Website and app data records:
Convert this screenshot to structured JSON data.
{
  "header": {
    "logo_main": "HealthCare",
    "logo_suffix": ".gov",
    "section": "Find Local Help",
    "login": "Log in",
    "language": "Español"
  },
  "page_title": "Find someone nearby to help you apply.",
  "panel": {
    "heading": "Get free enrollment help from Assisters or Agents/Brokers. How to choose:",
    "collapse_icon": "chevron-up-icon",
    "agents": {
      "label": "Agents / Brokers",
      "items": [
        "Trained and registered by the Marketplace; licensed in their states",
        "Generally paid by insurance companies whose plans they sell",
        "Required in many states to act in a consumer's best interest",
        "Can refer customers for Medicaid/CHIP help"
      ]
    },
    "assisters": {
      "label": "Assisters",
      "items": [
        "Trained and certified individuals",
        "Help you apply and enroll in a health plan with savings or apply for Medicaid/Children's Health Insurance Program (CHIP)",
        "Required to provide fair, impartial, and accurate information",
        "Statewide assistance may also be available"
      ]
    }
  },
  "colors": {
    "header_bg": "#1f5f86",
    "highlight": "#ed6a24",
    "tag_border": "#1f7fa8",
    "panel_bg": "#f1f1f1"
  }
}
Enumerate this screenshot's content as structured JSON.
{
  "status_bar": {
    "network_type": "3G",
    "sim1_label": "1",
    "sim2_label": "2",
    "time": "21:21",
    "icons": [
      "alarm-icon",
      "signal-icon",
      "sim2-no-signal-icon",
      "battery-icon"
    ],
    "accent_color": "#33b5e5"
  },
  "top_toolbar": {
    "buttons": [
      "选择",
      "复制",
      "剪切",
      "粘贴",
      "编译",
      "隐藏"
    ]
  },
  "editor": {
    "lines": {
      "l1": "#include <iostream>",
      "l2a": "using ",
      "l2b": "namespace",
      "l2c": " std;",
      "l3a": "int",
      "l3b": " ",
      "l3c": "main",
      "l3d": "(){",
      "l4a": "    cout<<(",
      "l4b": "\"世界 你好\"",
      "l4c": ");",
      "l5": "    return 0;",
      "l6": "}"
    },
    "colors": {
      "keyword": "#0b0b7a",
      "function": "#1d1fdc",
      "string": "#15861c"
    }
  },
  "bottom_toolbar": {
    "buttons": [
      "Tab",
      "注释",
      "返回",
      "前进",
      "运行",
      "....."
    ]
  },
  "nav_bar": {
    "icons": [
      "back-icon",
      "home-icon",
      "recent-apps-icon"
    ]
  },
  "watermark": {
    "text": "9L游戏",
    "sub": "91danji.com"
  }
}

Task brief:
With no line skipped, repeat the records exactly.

Exercise output:
Convert this screenshot to structured JSON data.
{
  "header": {
    "logo_main": "HealthCare",
    "logo_suffix": ".gov",
    "section": "Find Local Help",
    "login": "Log in",
    "language": "Español"
  },
  "page_title": "Find someone nearby to help you apply.",
  "panel": {
    "heading": "Get free enrollment help from Assisters or Agents/Brokers. How to choose:",
    "collapse_icon": "chevron-up-icon",
    "agents": {
      "label": "Agents / Brokers",
      "items": [
        "Trained and registered by the Marketplace; licensed in their states",
        "Generally paid by insurance companies whose plans they sell",
        "Required in many states to act in a consumer's best interest",
        "Can refer customers for Medicaid/CHIP help"
      ]
    },
    "assisters": {
      "label": "Assisters",
      "items": [
        "Trained and certified individuals",
        "Help you apply and enroll in a health plan with savings or apply for Medicaid/Children's Health Insurance Program (CHIP)",
        "Required to provide fair, impartial, and accurate information",
        "Statewide assistance may also be available"
      ]
    }
  },
  "colors": {
    "header_bg": "#1f5f86",
    "highlight": "#ed6a24",
    "tag_border": "#1f7fa8",
    "panel_bg": "#f1f1f1"
  }
}
Enumerate this screenshot's content as structured JSON.
{
  "status_bar": {
    "network_type": "3G",
    "sim1_label": "1",
    "sim2_label": "2",
    "time": "21:21",
    "icons": [
      "alarm-icon",
      "signal-icon",
      "sim2-no-signal-icon",
      "battery-icon"
    ],
    "accent_color": "#33b5e5"
  },
  "top_toolbar": {
    "buttons": [
      "选择",
      "复制",
      "剪切",
      "粘贴",
      "编译",
      "隐藏"
    ]
  },
  "editor": {
    "lines": {
      "l1": "#include <iostream>",
      "l2a": "using ",
      "l2b": "namespace",
      "l2c": " std;",
      "l3a": "int",
      "l3b": " ",
      "l3c": "main",
      "l3d": "(){",
      "l4a": "    cout<<(",
      "l4b": "\"世界 你好\"",
      "l4c": ");",
      "l5": "    return 0;",
      "l6": "}"
    },
    "colors": {
      "keyword": "#0b0b7a",
      "function": "#1d1fdc",
      "string": "#15861c"
    }
  },
  "bottom_toolbar": {
    "buttons": [
      "Tab",
      "注释",
      "返回",
      "前进",
      "运行",
      "....."
    ]
  },
  "nav_bar": {
    "icons": [
      "back-icon",
      "home-icon",
      "recent-apps-icon"
    ]
  },
  "watermark": {
    "text": "9L游戏",
    "sub": "91danji.com"
  }
}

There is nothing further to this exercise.